▶ _TASK DETAILS_
For this exercise, the reply is the listing below, reproduced exactly.

====

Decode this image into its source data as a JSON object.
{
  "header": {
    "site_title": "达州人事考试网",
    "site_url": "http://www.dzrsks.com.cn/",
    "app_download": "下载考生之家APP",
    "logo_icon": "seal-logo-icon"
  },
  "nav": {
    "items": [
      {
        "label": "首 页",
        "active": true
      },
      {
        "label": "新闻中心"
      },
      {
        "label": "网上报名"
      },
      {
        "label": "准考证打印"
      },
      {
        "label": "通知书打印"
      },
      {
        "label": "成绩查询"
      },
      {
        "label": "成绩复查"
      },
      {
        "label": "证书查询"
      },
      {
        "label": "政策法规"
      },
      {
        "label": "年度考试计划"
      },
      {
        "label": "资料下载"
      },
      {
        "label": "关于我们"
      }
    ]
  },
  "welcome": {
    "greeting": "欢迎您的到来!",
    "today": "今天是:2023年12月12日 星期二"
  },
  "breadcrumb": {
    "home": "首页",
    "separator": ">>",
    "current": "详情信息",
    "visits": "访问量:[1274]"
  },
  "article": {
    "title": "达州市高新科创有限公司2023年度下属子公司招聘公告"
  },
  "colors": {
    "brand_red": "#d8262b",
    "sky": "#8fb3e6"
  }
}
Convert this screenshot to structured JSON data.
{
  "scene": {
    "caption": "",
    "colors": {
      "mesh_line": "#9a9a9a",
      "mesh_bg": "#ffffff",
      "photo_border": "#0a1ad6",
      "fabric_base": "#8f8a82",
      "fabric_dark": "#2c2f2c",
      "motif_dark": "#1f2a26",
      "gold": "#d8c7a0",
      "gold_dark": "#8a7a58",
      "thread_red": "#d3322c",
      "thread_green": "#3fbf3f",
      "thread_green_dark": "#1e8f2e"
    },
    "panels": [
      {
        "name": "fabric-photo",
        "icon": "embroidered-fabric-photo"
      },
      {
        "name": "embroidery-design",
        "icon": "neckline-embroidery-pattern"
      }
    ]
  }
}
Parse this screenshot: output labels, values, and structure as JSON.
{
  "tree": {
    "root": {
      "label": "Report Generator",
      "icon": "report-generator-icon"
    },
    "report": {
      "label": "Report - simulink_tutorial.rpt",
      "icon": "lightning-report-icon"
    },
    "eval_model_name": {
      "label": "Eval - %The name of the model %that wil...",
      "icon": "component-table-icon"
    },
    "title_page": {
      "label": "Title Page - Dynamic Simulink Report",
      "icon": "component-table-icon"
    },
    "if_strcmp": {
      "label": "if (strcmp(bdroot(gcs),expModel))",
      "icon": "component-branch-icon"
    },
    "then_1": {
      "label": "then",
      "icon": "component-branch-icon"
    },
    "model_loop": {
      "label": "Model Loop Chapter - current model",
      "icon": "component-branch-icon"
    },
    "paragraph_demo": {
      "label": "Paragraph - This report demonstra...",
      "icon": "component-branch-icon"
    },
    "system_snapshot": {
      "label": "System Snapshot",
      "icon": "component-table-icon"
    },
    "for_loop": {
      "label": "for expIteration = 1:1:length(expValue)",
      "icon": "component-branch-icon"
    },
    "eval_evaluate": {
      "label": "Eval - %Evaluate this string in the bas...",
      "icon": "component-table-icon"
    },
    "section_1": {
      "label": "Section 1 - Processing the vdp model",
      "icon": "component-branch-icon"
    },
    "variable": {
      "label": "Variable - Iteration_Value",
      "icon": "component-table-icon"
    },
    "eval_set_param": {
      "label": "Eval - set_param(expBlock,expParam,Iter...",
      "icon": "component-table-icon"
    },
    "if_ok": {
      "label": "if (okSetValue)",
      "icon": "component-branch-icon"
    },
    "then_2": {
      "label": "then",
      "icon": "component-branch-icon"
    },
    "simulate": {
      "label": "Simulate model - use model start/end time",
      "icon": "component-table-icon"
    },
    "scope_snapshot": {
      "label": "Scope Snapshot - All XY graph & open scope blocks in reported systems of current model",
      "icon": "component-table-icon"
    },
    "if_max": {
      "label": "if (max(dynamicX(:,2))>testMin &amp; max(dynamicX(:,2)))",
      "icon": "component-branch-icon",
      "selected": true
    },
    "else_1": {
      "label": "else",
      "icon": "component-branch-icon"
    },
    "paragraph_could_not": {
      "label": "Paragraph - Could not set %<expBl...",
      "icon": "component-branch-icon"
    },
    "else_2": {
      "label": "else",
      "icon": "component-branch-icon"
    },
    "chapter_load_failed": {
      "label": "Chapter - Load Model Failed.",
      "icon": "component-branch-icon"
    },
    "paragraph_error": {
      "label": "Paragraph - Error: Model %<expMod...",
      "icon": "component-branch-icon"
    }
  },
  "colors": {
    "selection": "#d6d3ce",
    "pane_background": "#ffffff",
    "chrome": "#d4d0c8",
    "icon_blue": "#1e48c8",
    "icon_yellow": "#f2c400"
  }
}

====

▶ _RESULT OF THIS EXERCISE_
Decode this image into its source data as a JSON object.
{
  "header": {
    "site_title": "达州人事考试网",
    "site_url": "http://www.dzrsks.com.cn/",
    "app_download": "下载考生之家APP",
    "logo_icon": "seal-logo-icon"
  },
  "nav": {
    "items": [
      {
        "label": "首 页",
        "active": true
      },
      {
        "label": "新闻中心"
      },
      {
        "label": "网上报名"
      },
      {
        "label": "准考证打印"
      },
      {
        "label": "通知书打印"
      },
      {
        "label": "成绩查询"
      },
      {
        "label": "成绩复查"
      },
      {
        "label": "证书查询"
      },
      {
        "label": "政策法规"
      },
      {
        "label": "年度考试计划"
      },
      {
        "label": "资料下载"
      },
      {
        "label": "关于我们"
      }
    ]
  },
  "welcome": {
    "greeting": "欢迎您的到来!",
    "today": "今天是:2023年12月12日 星期二"
  },
  "breadcrumb": {
    "home": "首页",
    "separator": ">>",
    "current": "详情信息",
    "visits": "访问量:[1274]"
  },
  "article": {
    "title": "达州市高新科创有限公司2023年度下属子公司招聘公告"
  },
  "colors": {
    "brand_red": "#d8262b",
    "sky": "#8fb3e6"
  }
}
Convert this screenshot to structured JSON data.
{
  "scene": {
    "caption": "",
    "colors": {
      "mesh_line": "#9a9a9a",
      "mesh_bg": "#ffffff",
      "photo_border": "#0a1ad6",
      "fabric_base": "#8f8a82",
      "fabric_dark": "#2c2f2c",
      "motif_dark": "#1f2a26",
      "gold": "#d8c7a0",
      "gold_dark": "#8a7a58",
      "thread_red": "#d3322c",
      "thread_green": "#3fbf3f",
      "thread_green_dark": "#1e8f2e"
    },
    "panels": [
      {
        "name": "fabric-photo",
        "icon": "embroidered-fabric-photo"
      },
      {
        "name": "embroidery-design",
        "icon": "neckline-embroidery-pattern"
      }
    ]
  }
}
Parse this screenshot: output labels, values, and structure as JSON.
{
  "tree": {
    "root": {
      "label": "Report Generator",
      "icon": "report-generator-icon"
    },
    "report": {
      "label": "Report - simulink_tutorial.rpt",
      "icon": "lightning-report-icon"
    },
    "eval_model_name": {
      "label": "Eval - %The name of the model %that wil...",
      "icon": "component-table-icon"
    },
    "title_page": {
      "label": "Title Page - Dynamic Simulink Report",
      "icon": "component-table-icon"
    },
    "if_strcmp": {
      "label": "if (strcmp(bdroot(gcs),expModel))",
      "icon": "component-branch-icon"
    },
    "then_1": {
      "label": "then",
      "icon": "component-branch-icon"
    },
    "model_loop": {
      "label": "Model Loop Chapter - current model",
      "icon": "component-branch-icon"
    },
    "paragraph_demo": {
      "label": "Paragraph - This report demonstra...",
      "icon": "component-branch-icon"
    },
    "system_snapshot": {
      "label": "System Snapshot",
      "icon": "component-table-icon"
    },
    "for_loop": {
      "label": "for expIteration = 1:1:length(expValue)",
      "icon": "component-branch-icon"
    },
    "eval_evaluate": {
      "label": "Eval - %Evaluate this string in the bas...",
      "icon": "component-table-icon"
    },
    "section_1": {
      "label": "Section 1 - Processing the vdp model",
      "icon": "component-branch-icon"
    },
    "variable": {
      "label": "Variable - Iteration_Value",
      "icon": "component-table-icon"
    },
    "eval_set_param": {
      "label": "Eval - set_param(expBlock,expParam,Iter...",
      "icon": "component-table-icon"
    },
    "if_ok": {
      "label": "if (okSetValue)",
      "icon": "component-branch-icon"
    },
    "then_2": {
      "label": "then",
      "icon": "component-branch-icon"
    },
    "simulate": {
      "label": "Simulate model - use model start/end time",
      "icon": "component-table-icon"
    },
    "scope_snapshot": {
      "label": "Scope Snapshot - All XY graph & open scope blocks in reported systems of current model",
      "icon": "component-table-icon"
    },
    "if_max": {
      "label": "if (max(dynamicX(:,2))>testMin &amp; max(dynamicX(:,2)))",
      "icon": "component-branch-icon",
      "selected": true
    },
    "else_1": {
      "label": "else",
      "icon": "component-branch-icon"
    },
    "paragraph_could_not": {
      "label": "Paragraph - Could not set %<expBl...",
      "icon": "component-branch-icon"
    },
    "else_2": {
      "label": "else",
      "icon": "component-branch-icon"
    },
    "chapter_load_failed": {
      "label": "Chapter - Load Model Failed.",
      "icon": "component-branch-icon"
    },
    "paragraph_error": {
      "label": "Paragraph - Error: Model %<expMod...",
      "icon": "component-branch-icon"
    }
  },
  "colors": {
    "selection": "#d6d3ce",
    "pane_background": "#ffffff",
    "chrome": "#d4d0c8",
    "icon_blue": "#1e48c8",
    "icon_yellow": "#f2c400"
  }
}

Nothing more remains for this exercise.